• _Task details_
What follows is a block of records; restate each one word for word.

• _Supplied information_
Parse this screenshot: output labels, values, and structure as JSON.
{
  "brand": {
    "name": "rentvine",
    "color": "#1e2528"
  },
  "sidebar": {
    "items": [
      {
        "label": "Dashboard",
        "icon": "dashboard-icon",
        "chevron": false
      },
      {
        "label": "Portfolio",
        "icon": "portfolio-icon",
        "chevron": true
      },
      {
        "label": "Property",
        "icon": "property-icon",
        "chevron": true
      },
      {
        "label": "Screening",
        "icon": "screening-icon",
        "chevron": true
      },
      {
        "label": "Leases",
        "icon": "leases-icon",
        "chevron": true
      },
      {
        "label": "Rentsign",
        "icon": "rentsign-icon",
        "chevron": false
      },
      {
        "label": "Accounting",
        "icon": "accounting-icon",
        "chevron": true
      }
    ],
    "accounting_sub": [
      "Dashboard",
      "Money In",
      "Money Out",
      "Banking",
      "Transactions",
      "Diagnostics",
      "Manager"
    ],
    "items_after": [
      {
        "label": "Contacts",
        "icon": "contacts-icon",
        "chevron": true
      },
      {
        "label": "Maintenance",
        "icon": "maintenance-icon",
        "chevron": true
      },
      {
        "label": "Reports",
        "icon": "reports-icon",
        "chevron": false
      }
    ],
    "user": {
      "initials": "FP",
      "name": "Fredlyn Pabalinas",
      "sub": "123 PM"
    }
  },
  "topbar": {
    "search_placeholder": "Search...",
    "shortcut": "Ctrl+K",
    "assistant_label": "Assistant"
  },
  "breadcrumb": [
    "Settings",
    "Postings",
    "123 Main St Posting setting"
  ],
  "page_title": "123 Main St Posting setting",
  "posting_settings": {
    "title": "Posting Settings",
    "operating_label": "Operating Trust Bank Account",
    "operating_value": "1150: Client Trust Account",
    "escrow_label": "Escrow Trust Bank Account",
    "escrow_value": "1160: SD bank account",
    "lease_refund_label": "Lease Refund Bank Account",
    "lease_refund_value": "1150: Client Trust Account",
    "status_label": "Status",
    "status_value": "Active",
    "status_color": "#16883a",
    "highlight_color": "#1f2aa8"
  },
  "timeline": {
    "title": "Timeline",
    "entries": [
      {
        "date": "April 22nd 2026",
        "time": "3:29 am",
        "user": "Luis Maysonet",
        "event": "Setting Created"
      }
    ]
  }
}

• _Solution_
Parse this screenshot: output labels, values, and structure as JSON.
{
  "brand": {
    "name": "rentvine",
    "color": "#1e2528"
  },
  "sidebar": {
    "items": [
      {
        "label": "Dashboard",
        "icon": "dashboard-icon",
        "chevron": false
      },
      {
        "label": "Portfolio",
        "icon": "portfolio-icon",
        "chevron": true
      },
      {
        "label": "Property",
        "icon": "property-icon",
        "chevron": true
      },
      {
        "label": "Screening",
        "icon": "screening-icon",
        "chevron": true
      },
      {
        "label": "Leases",
        "icon": "leases-icon",
        "chevron": true
      },
      {
        "label": "Rentsign",
        "icon": "rentsign-icon",
        "chevron": false
      },
      {
        "label": "Accounting",
        "icon": "accounting-icon",
        "chevron": true
      }
    ],
    "accounting_sub": [
      "Dashboard",
      "Money In",
      "Money Out",
      "Banking",
      "Transactions",
      "Diagnostics",
      "Manager"
    ],
    "items_after": [
      {
        "label": "Contacts",
        "icon": "contacts-icon",
        "chevron": true
      },
      {
        "label": "Maintenance",
        "icon": "maintenance-icon",
        "chevron": true
      },
      {
        "label": "Reports",
        "icon": "reports-icon",
        "chevron": false
      }
    ],
    "user": {
      "initials": "FP",
      "name": "Fredlyn Pabalinas",
      "sub": "123 PM"
    }
  },
  "topbar": {
    "search_placeholder": "Search...",
    "shortcut": "Ctrl+K",
    "assistant_label": "Assistant"
  },
  "breadcrumb": [
    "Settings",
    "Postings",
    "123 Main St Posting setting"
  ],
  "page_title": "123 Main St Posting setting",
  "posting_settings": {
    "title": "Posting Settings",
    "operating_label": "Operating Trust Bank Account",
    "operating_value": "1150: Client Trust Account",
    "escrow_label": "Escrow Trust Bank Account",
    "escrow_value": "1160: SD bank account",
    "lease_refund_label": "Lease Refund Bank Account",
    "lease_refund_value": "1150: Client Trust Account",
    "status_label": "Status",
    "status_value": "Active",
    "status_color": "#16883a",
    "highlight_color": "#1f2aa8"
  },
  "timeline": {
    "title": "Timeline",
    "entries": [
      {
        "date": "April 22nd 2026",
        "time": "3:29 am",
        "user": "Luis Maysonet",
        "event": "Setting Created"
      }
    ]
  }
}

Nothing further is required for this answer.